i do not agree with most practices of any part of these industries, but i do understand the reasoning behind what is done. also, the smithfield farms and packing plant is not like what is in the video.
we have university farms which we raise, sell, and teach with. we have about 70 sows/gilts and maybe less than 10 boars(we do artificial insemination). where to begin...the crates you see the pigs in are for the protection of the litter. pig will fight and could injure others and cause abortions. the next crates you see them in are also protection for the newly born pigs. they are designed so that the sow cannot lay down quickly. a mother laying on her litter is the number one cause of death. ear notches are for identification. tail docking is so pigs wont bite other tails, causing injury or infection. teeth clipping if also to prevent injuries. castration is because intact boar meat smells foul when being cooked. after weaning, the sows are moved into pens, 4 or less per pen and they have enough room. this is the end of the small farm.
ive been to smithfield farms. this is where i get into large, industrial factory farms. this was for a field trip in our swine class. pig health is the number one responsibility. they do not mistreat or beat them. they do kill pigs if they will not be suitable for market, but they do not keep them in pain or in a bad condition in hopes it will be able to produce something.

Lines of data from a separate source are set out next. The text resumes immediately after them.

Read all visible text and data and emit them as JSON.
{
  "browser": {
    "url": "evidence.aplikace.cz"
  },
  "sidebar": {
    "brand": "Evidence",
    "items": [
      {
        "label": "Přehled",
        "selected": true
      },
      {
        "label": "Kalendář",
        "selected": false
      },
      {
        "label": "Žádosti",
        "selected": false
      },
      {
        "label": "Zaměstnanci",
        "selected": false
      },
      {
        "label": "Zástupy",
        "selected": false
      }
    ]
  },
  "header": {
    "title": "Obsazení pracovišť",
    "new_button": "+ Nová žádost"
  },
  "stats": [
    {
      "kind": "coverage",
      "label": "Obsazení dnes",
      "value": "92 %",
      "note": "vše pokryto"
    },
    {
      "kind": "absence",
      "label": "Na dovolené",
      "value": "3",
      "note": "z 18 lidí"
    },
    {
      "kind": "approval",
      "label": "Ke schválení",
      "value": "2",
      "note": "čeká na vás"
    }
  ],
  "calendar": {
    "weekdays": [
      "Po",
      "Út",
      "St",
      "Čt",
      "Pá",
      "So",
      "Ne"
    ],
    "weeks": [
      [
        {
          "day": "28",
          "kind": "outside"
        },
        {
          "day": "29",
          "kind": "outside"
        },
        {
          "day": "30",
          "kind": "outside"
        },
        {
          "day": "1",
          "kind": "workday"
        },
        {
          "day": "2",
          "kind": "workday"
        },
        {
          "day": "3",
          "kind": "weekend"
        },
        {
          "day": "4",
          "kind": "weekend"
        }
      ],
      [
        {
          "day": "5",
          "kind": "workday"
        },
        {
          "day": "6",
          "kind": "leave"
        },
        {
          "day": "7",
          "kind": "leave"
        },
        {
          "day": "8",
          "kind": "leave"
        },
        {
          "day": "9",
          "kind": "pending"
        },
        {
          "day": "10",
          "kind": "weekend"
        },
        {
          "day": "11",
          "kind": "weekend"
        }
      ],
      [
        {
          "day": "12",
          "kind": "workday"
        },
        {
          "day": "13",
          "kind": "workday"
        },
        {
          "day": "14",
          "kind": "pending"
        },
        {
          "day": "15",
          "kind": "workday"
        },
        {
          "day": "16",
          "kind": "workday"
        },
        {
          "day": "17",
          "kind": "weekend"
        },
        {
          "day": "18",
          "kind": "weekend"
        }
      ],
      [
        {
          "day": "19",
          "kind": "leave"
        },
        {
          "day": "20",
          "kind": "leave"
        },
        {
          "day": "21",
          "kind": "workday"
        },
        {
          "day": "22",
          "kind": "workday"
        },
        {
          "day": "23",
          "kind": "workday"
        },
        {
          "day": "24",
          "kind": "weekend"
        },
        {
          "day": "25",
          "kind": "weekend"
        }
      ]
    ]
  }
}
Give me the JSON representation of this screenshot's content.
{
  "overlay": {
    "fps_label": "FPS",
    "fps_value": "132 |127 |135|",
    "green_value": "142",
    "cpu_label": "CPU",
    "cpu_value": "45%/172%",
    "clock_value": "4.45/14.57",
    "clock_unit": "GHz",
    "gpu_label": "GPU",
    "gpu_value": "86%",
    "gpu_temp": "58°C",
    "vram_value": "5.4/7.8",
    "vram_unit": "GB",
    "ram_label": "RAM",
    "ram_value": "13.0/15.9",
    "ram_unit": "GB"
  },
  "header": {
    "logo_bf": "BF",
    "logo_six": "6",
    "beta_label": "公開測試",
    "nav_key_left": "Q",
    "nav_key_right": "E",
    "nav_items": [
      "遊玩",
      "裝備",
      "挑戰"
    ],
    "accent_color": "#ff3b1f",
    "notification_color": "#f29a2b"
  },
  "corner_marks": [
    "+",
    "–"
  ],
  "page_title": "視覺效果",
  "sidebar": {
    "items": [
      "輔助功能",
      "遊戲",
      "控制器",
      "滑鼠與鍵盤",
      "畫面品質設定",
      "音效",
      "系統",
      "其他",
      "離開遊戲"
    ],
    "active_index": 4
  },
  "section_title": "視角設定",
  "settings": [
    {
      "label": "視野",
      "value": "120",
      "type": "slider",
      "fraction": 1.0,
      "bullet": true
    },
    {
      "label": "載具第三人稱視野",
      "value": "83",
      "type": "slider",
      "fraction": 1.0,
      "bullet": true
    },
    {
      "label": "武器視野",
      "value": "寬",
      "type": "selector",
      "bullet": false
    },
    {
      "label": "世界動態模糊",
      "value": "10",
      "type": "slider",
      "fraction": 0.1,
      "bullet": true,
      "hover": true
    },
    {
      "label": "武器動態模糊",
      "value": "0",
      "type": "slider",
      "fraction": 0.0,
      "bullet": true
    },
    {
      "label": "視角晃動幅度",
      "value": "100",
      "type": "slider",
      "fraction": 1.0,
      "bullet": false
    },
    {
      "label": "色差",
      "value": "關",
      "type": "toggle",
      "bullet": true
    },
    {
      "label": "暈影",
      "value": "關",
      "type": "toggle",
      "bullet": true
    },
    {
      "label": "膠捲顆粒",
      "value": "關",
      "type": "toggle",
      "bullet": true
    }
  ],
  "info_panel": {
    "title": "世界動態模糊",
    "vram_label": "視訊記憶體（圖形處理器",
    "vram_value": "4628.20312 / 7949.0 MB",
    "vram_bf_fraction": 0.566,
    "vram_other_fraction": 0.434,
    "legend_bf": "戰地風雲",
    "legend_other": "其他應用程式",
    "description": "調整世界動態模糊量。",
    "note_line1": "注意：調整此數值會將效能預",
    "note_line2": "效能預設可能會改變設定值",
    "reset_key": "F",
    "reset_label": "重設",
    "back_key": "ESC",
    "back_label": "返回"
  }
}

i didnt watch the slaughter part because i honestly never want to relive that experience. if you give me a few points that they said, i can give you what i saw.
again, i completely do not agree with the industry or most of what they do, but i have to suck it up until i get into graduate vet school, so i learn and understand what goes on.